Miyake and Fujiwara also say that they ‘learned new perspectives and gained an overwhelming result’ from the graphic designer Taku Satoh’s involvement in the exhibition. It added another dimension both to the event and to their vision for A-POC. Satoh’s contribution was to create an A-POC version of his Anatomy of Design series, where the anatomised subject is broken down into its constituent parts. Every single element of A-POC was put on show, and a whole room at the gallery was filled with dyes, fibres (which visitors could look at under microscopes), design drawings, sketches, and hugely magnified models of threads.
Anatomy of Design dissected the ‘Baguette’ collection. Here, as well as cutting out each Baguette set from the bolts of cloth created by the knitting machines, the wearer also has a choice of designs, and can cut lengths and sizes according to their individual requirements. In fact, Miyake and Fujiwara force the wearer’s engagement by giving no guidelines for prescribed sleeve, neckline or sweater/dress shape, so the wearer must decide. ‘As the garment’s name is derived from the French bread, one has his/her way of enjoying the shape and size of bread when eating. There is nothing sadder than not getting any comments on a dish that has been fixed with one’s full effort.’
Miyake and Fujiwara also gauge public reaction to their work at such events, to its unconventionality and the occasional odd shapes – items in one A-POC collection, called ‘Zoo’ are named ‘Turtle’, ‘Octopus’ and ‘Monkey’, and, laid flat, the clothes really do look like them. But at the Axis show, they found that the public shared their perspective, ‘waiting for a new challenge’, and that is something Miyake and Fujiwara are happy to provide. Twelve thousand visitors attended the exhibition, the largest number the Gallery has recorded for a single event. (Over 100,000 people visited Making Things at the Museum of Contemporary Art in Tokyo. A respected figure in the artworld, Miyake will also be one of the judges at the first Artes Mundi this Spring. The Cardiff-based international prize is one of the largest in the world, with a prize of £40,000 awarded to the winner.)
Miyake was an early exponent of the flagship store idea (but again, on his own terms). There are two A-POC stores, one in Tokyo (designed in 2000 by Tokujin Yoshioka) and the other in Paris (designed the same year by Ronan and Erwan Bouroullec); the New York store is the first to carry all the labels under the Miyake ‘umbrella’ and is by Gordon Kipping, with ‘kibitzing’ and design by Frank O. Gehry. The Tokyo space looks like a cross between a bar and a science lab, and encompasses commercial and studio spaces (shoppers can watch A-POC technicians through a glass wall). The Bouroullecs’ store looks like an art gallery. Even if you haven’t visited, I’m sure you can imagine what Gehry’s looks like. But, as different as they are individually, each fits perfectly with the overall A-POC aesthetic.

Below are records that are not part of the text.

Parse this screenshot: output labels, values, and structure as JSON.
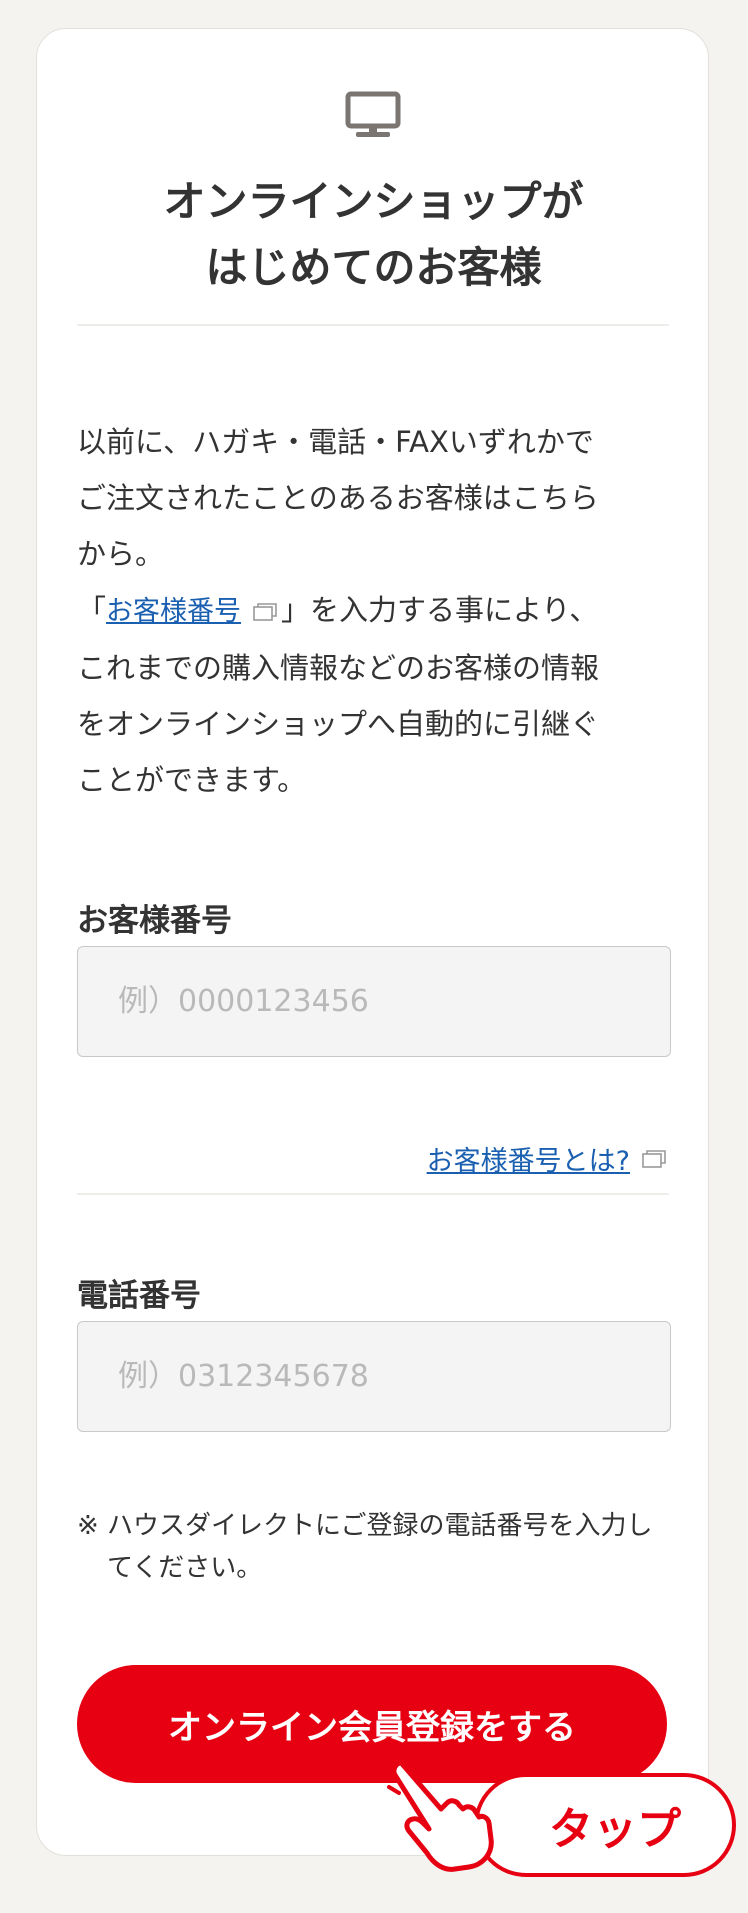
{
  "card": {
    "title_line1": "オンラインショップが",
    "title_line2": "はじめてのお客様",
    "description": {
      "line1": "以前に、ハガキ・電話・FAXいずれかで",
      "line2": "ご注文されたことのあるお客様はこちら",
      "line3": "から。",
      "line4_prefix": "「",
      "line4_link": "お客様番号",
      "line4_suffix": "」を入力する事により、",
      "line5": "これまでの購入情報などのお客様の情報",
      "line6": "をオンラインショップへ自動的に引継ぐ",
      "line7": "ことができます。"
    },
    "customer_number": {
      "label": "お客様番号",
      "placeholder": "例）0000123456",
      "value": "",
      "help_link": "お客様番号とは?"
    },
    "phone_number": {
      "label": "電話番号",
      "placeholder": "例）0312345678",
      "value": ""
    },
    "note": "※ ハウスダイレクトにご登録の電話番号を入力してください。",
    "register_button": "オンライン会員登録をする",
    "tap_badge": "タップ"
  },
  "icons": {
    "monitor": "monitor-icon",
    "external_window": "external-window-icon",
    "pointing_hand": "pointing-hand-icon"
  },
  "colors": {
    "background": "#f4f3ef",
    "accent": "#e60012",
    "link": "#1a5fb0",
    "text": "#333333",
    "icon_gray": "#7a7570"
  }
}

The next step for A-POC includes development of the ‘double structure’ process featured for the first time in A-POC 11. Here, the front and back of the fabric have different threads, weaving structures, colours, and textures. A-POC Archive is also being introduced, and features some earlier Miyake pieces that are reinterpreted and redeveloped with A-POC technology.
In person, Miyake has the demeanour of a man confident in his work, patiently waiting while everyone else comes around to his way of thinking. He questions things at their essence, changing what they mean and what they are, rather than how they look on the surface: ‘It is not the shape or the colour of the garment, but it is one’s internal attitude that seems to be radical.’
Liz Brown is Design Editor for contemporary